I’d often heard the advice ‘practise your elevator pitch’. But it was one of those things that kept getting pushed down my to-do list. To be honest, coming up with a rehearsed speech about who I am and why I’m great sounded quite frankly horrific.
But, after a bum-clenchingly embarrassing experience at the pub, I’ve reconsidered my opinion. And here’s why, as a small business owner, you should too.
An unprepared freelancer goes to the pub
A few couple of years ago, before I became a freelance copywriter, I went to the pub with some new friends. I only knew a few of the group. I ended up talking to a guy I’d never met before (not my favourite pastime), and the conversation went something like this:
Him: So what do you do?
Me: I’m just about to leave my job and become a freelance copywriter.
[Expects one of two usual responses: 1. “What’s a copywriter?” or 2.“Brilliant, well done. *yawn*”]
Him: Oh cool, I’m an app developer. What do you specialise in?
Me: *desperately fights to stop cheeks flushing* *loses* Umm…SEO. Umm…Small businesses…Ummm…Not really fussy…
Him: *looks at the ground*
Him: Right, I’m off to get a drink.
Me: *fights urge to run home and hide under duvet, weeping about never getting another client. Ever.*
Am still cringing as I type.
The thing is, whether you’re in the pub, at the supermarket or on the school run: There. Is. No. Excuse.
You have to be ready at all times. Someone, at some point, is going to ask what you do, when you least expect it. And as a small business owner or freelancer looking for clients you need to be able to deliver an awesome answer. Instantly. Or risk losing out on potential business.
Don’t get caught out like I did
Whether you hate the term elevator pitch and would rather call it an intro or an icebreaker, or something else entirely, doesn’t matter. What matters is that you have one.
What is an elevator pitch?

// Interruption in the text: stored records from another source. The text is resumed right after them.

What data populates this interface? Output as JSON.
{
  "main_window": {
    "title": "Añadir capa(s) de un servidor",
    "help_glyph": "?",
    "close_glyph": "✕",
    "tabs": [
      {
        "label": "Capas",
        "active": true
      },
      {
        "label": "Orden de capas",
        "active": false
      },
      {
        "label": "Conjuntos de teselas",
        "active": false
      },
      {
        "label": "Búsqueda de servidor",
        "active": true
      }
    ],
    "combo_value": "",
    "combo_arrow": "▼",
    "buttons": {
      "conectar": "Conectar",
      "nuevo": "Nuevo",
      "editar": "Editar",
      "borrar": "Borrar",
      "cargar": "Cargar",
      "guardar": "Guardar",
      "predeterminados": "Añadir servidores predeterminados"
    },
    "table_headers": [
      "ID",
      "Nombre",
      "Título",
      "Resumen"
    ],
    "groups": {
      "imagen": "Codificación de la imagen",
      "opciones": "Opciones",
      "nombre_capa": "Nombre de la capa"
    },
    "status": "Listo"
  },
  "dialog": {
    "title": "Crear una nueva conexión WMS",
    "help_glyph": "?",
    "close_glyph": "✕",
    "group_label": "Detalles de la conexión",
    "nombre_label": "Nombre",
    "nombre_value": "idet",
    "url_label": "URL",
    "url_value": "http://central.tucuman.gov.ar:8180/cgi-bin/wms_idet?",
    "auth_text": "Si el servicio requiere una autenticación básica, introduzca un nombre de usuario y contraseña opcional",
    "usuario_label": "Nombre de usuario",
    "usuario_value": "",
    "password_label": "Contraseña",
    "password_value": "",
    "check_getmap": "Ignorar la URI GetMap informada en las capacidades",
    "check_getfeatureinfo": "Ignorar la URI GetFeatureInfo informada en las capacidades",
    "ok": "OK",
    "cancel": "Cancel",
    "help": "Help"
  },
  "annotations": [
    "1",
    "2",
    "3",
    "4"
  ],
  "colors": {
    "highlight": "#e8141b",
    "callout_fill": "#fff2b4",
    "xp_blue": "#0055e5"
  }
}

Lasting no more than a minute, an elevator pitch should explain clearly what it is you do. It should tell the listener what products and services you offer, and importantly, why they might be interested in them.
Imagine you’ve walked into a lift with a potential customer and the doors are closing. You have the time it takes to zoom up to the 15th floor to convince them to buy from you. What would you say to persuade them?
Why is it important?
Opportunities to do business are everywhere. And if you’re serious about finding new customers, you need to make the most of every chance you have. View everyone you meet as a potential lead and make it clear exactly what you can do and how it can help them.
A well-thought-out elevator pitch will give the best possible first impression of your business. It can stop you freezing and forgetting all your words when asked what it is you do.
Think how handy it would be to have a little speech at the ready when your nerves are jangling at networking events or presentations. Anywhere you need a short, sharp statement about your business, your elevator pitch can come up trumps.
But how do you write an elevator pitch?
I’m going to ask you a few questions (pretend I’m someone you’ve just met). You jot down some answers. Don’t think too hard about it to start with, just write what comes into your head. This is your business, after all, you’re the expert:
1. What do you do?
Eg. I write copy and content for small businesses and start-ups. I focus on SEO website writing, content marketing and eye-catching product descriptions. All of which helps companies stand out online and convert visitors to buyers.
2. What problem do you solve?
Eg. Smallbiz owners often find they waste a significant amount of time trying to write their own online content, when in fact their skills lie in other areas of their business.
Most business owners know the benefits of an optimised, regularly updated digital presence. They just don’t have the time and/or knowledge to make it happen. It is usually less stressful and more successful to simply outsource this task.
3. How is your product/service different?
Eg. I invest a large amount of time in research before I begin to write, learning about your business, your customers and your competitors. And I find this makes all the difference in terms of the quality of the writing delivered.
I pride myself on building long term relationships with my clients which leads to a greater understanding of their business and therefore harder working copy. The best copywriter/client relationships are based on trust and good communication.
4. How can you help me?
Eg, I’d be delighted to talk to you about how professional copywriting, content marketing and strategic social media could benefit your business.
How to deliver your elevator pitch without feeling like an idiot
I’m afraid there’s no substitute for practice.
Practise saying the words out loud so they sound natural and unrehearsed. You could do this in front of the mirror (hairbrush in hand), to a small child while you’re feeding them dinner, or even to a family pet.
You will have to say the words a LOT of times before you feel even remotely comfortable. But do it. Over and over again. Until you feel confident, empowered and ready to face the world…
Or at least ready to face a random app developer who may or may not be interested in hiring you. One thing is for sure though, by delivering a polished answer to the question, ‘what do you do?’, you’ll have given yourself every chance.
And remember, he may not need your services at the moment, but if you create a professional impression, he might just remember you in the future.
Right, I’m off to practice my elevator pitch… Now, where have those cats gone? I need an audience.